I have a rather obsessive pattern of learning new things. I only started learning about QR codes a few weeks ago and I’ve already discovered two exceptional tools for using the fancy phone-candy.
The first is an all-around awesome site from popular QR-code reader Kaywa. This easy-to-use site creates QR codes that generate text, SMS messages, phone numbers or links. The text option alone has dozens of possibilities: creating stickers of questions to put into the margins of books or label a class library. Remember the tests we used to make using colored cellophane that reveals answers? This could make a fantastic 21st century spin on an old idea.
For example: What year did Wisconsin become a state?
Answer correctly and get a jelly bean!
You could also easily add links to paper books that connect students to online material, just as you add links to web pages. Instantly you could make every book a ‘smart book’ by connecting it to online resources.
For example: This could easily be attached as a label to the back of Little Women:
The second resource comes from Classtools.net, and is an automatic QR code scavenger hunt maker. It makes a great introductory activity for students. Just pop in questions and it creates QR codes to post around your school. The site also has great additional resources.
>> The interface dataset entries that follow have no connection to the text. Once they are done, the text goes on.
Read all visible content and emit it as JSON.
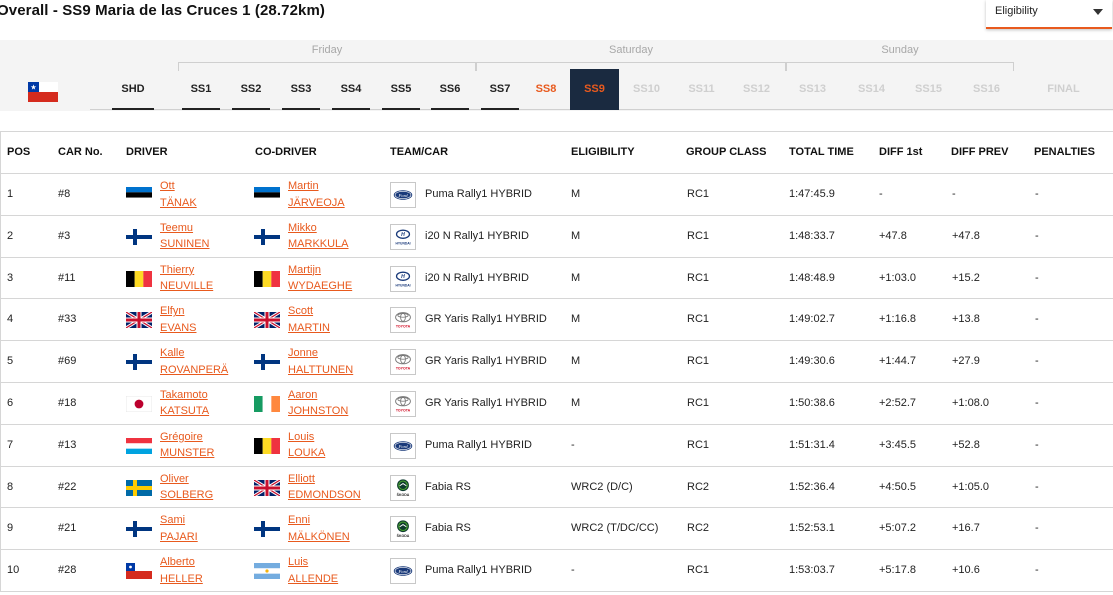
{
  "header": {
    "title": "Overall - SS9 Maria de las Cruces 1 (28.72km)",
    "eligibility_label": "Eligibility"
  },
  "days": [
    "Friday",
    "Saturday",
    "Sunday"
  ],
  "country_flag": "chile-flag",
  "tabs": [
    {
      "label": "SHD",
      "state": "done"
    },
    {
      "label": "SS1",
      "state": "done"
    },
    {
      "label": "SS2",
      "state": "done"
    },
    {
      "label": "SS3",
      "state": "done"
    },
    {
      "label": "SS4",
      "state": "done"
    },
    {
      "label": "SS5",
      "state": "done"
    },
    {
      "label": "SS6",
      "state": "done"
    },
    {
      "label": "SS7",
      "state": "done"
    },
    {
      "label": "SS8",
      "state": "prev"
    },
    {
      "label": "SS9",
      "state": "active"
    },
    {
      "label": "SS10",
      "state": "future"
    },
    {
      "label": "SS11",
      "state": "future"
    },
    {
      "label": "SS12",
      "state": "future"
    },
    {
      "label": "SS13",
      "state": "future"
    },
    {
      "label": "SS14",
      "state": "future"
    },
    {
      "label": "SS15",
      "state": "future"
    },
    {
      "label": "SS16",
      "state": "future"
    },
    {
      "label": "FINAL",
      "state": "future"
    }
  ],
  "colors": {
    "accent": "#e85a1e",
    "active_tab_bg": "#1a2a40"
  },
  "columns": [
    "POS",
    "CAR No.",
    "DRIVER",
    "CO-DRIVER",
    "TEAM/CAR",
    "ELIGIBILITY",
    "GROUP CLASS",
    "TOTAL TIME",
    "DIFF 1st",
    "DIFF PREV",
    "PENALTIES"
  ],
  "rows": [
    {
      "pos": "1",
      "car": "#8",
      "driver_first": "Ott",
      "driver_last": "TÄNAK",
      "driver_flag": "EST",
      "codriver_first": "Martin",
      "codriver_last": "JÄRVEOJA",
      "codriver_flag": "EST",
      "logo": "ford-logo",
      "team": "Puma Rally1 HYBRID",
      "elig": "M",
      "group": "RC1",
      "total": "1:47:45.9",
      "diff1": "-",
      "diffprev": "-",
      "pen": "-"
    },
    {
      "pos": "2",
      "car": "#3",
      "driver_first": "Teemu",
      "driver_last": "SUNINEN",
      "driver_flag": "FIN",
      "codriver_first": "Mikko",
      "codriver_last": "MARKKULA",
      "codriver_flag": "FIN",
      "logo": "hyundai-logo",
      "team": "i20 N Rally1 HYBRID",
      "elig": "M",
      "group": "RC1",
      "total": "1:48:33.7",
      "diff1": "+47.8",
      "diffprev": "+47.8",
      "pen": "-"
    },
    {
      "pos": "3",
      "car": "#11",
      "driver_first": "Thierry",
      "driver_last": "NEUVILLE",
      "driver_flag": "BEL",
      "codriver_first": "Martijn",
      "codriver_last": "WYDAEGHE",
      "codriver_flag": "BEL",
      "logo": "hyundai-logo",
      "team": "i20 N Rally1 HYBRID",
      "elig": "M",
      "group": "RC1",
      "total": "1:48:48.9",
      "diff1": "+1:03.0",
      "diffprev": "+15.2",
      "pen": "-"
    },
    {
      "pos": "4",
      "car": "#33",
      "driver_first": "Elfyn",
      "driver_last": "EVANS",
      "driver_flag": "GBR",
      "codriver_first": "Scott",
      "codriver_last": "MARTIN",
      "codriver_flag": "GBR",
      "logo": "toyota-logo",
      "team": "GR Yaris Rally1 HYBRID",
      "elig": "M",
      "group": "RC1",
      "total": "1:49:02.7",
      "diff1": "+1:16.8",
      "diffprev": "+13.8",
      "pen": "-"
    },
    {
      "pos": "5",
      "car": "#69",
      "driver_first": "Kalle",
      "driver_last": "ROVANPERÄ",
      "driver_flag": "FIN",
      "codriver_first": "Jonne",
      "codriver_last": "HALTTUNEN",
      "codriver_flag": "FIN",
      "logo": "toyota-logo",
      "team": "GR Yaris Rally1 HYBRID",
      "elig": "M",
      "group": "RC1",
      "total": "1:49:30.6",
      "diff1": "+1:44.7",
      "diffprev": "+27.9",
      "pen": "-"
    },
    {
      "pos": "6",
      "car": "#18",
      "driver_first": "Takamoto",
      "driver_last": "KATSUTA",
      "driver_flag": "JPN",
      "codriver_first": "Aaron",
      "codriver_last": "JOHNSTON",
      "codriver_flag": "IRL",
      "logo": "toyota-logo",
      "team": "GR Yaris Rally1 HYBRID",
      "elig": "M",
      "group": "RC1",
      "total": "1:50:38.6",
      "diff1": "+2:52.7",
      "diffprev": "+1:08.0",
      "pen": "-"
    },
    {
      "pos": "7",
      "car": "#13",
      "driver_first": "Grégoire",
      "driver_last": "MUNSTER",
      "driver_flag": "LUX",
      "codriver_first": "Louis",
      "codriver_last": "LOUKA",
      "codriver_flag": "BEL",
      "logo": "ford-logo",
      "team": "Puma Rally1 HYBRID",
      "elig": "-",
      "group": "RC1",
      "total": "1:51:31.4",
      "diff1": "+3:45.5",
      "diffprev": "+52.8",
      "pen": "-"
    },
    {
      "pos": "8",
      "car": "#22",
      "driver_first": "Oliver",
      "driver_last": "SOLBERG",
      "driver_flag": "SWE",
      "codriver_first": "Elliott",
      "codriver_last": "EDMONDSON",
      "codriver_flag": "GBR",
      "logo": "skoda-logo",
      "team": "Fabia RS",
      "elig": "WRC2 (D/C)",
      "group": "RC2",
      "total": "1:52:36.4",
      "diff1": "+4:50.5",
      "diffprev": "+1:05.0",
      "pen": "-"
    },
    {
      "pos": "9",
      "car": "#21",
      "driver_first": "Sami",
      "driver_last": "PAJARI",
      "driver_flag": "FIN",
      "codriver_first": "Enni",
      "codriver_last": "MÄLKÖNEN",
      "codriver_flag": "FIN",
      "logo": "skoda-logo",
      "team": "Fabia RS",
      "elig": "WRC2 (T/DC/CC)",
      "group": "RC2",
      "total": "1:52:53.1",
      "diff1": "+5:07.2",
      "diffprev": "+16.7",
      "pen": "-"
    },
    {
      "pos": "10",
      "car": "#28",
      "driver_first": "Alberto",
      "driver_last": "HELLER",
      "driver_flag": "CHL",
      "codriver_first": "Luis",
      "codriver_last": "ALLENDE",
      "codriver_flag": "ARG",
      "logo": "ford-logo",
      "team": "Puma Rally1 HYBRID",
      "elig": "-",
      "group": "RC1",
      "total": "1:53:03.7",
      "diff1": "+5:17.8",
      "diffprev": "+10.6",
      "pen": "-"
    }
  ]
}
I am descended from the dairy-men of Wisconsin, perhaps the most stubborn people in all the world. My father remembered getting electricity in the barn for the first time; in the mid-sixties. They only used one lightbulb because there was a fear that too much light would spook the cows. Years later, my father got eye surgery on only one eye, because he wanted to try it out for a year before he committed to this new-fangled Lasik thing and risked his good eye.
I must have inherited some level of that stubbornness because I did not immediately jump on the QR code bandwagon. It seems far too gimmicky, something put together to promote movies and sell coupons for laundry detergent. Certainly not something I could see being used I my classroom.
But my mind changed a little when I came across an issue last week where I wanted to easily link to a bunch of files on my Dropbox account. Dropbox added a great feature a few weeks ago that lets you share any file you have just by right-clicking it and selecting ‘get link.’ This is great for me, because now when I want to send videos or whole files to a group of people, I don’t have to muck around finding a website to host them all or even worry about if my audience has Dropbox.
The only problem is that the link to the file is really long, so long that I would have to email it or link it on my blog, not something that I could easily put on a business card or a worksheet. So then I turned to a great URL-shortening service called Goo.gl. It takes a long web address and makes it into a much, much shorter one. It also, for some reason, gives you a QR code. Copy and paste that code into a business card, put it into a PowerPoint, or attach it to a flyer, and you have instant file distribution. This comes in handy if you have a classroom full of iPads or other tablets in a BYOT (bring your own tech) environment. Want students to download today’s homework, or view a video? Using a shortened URL or a QR code can help make that easier.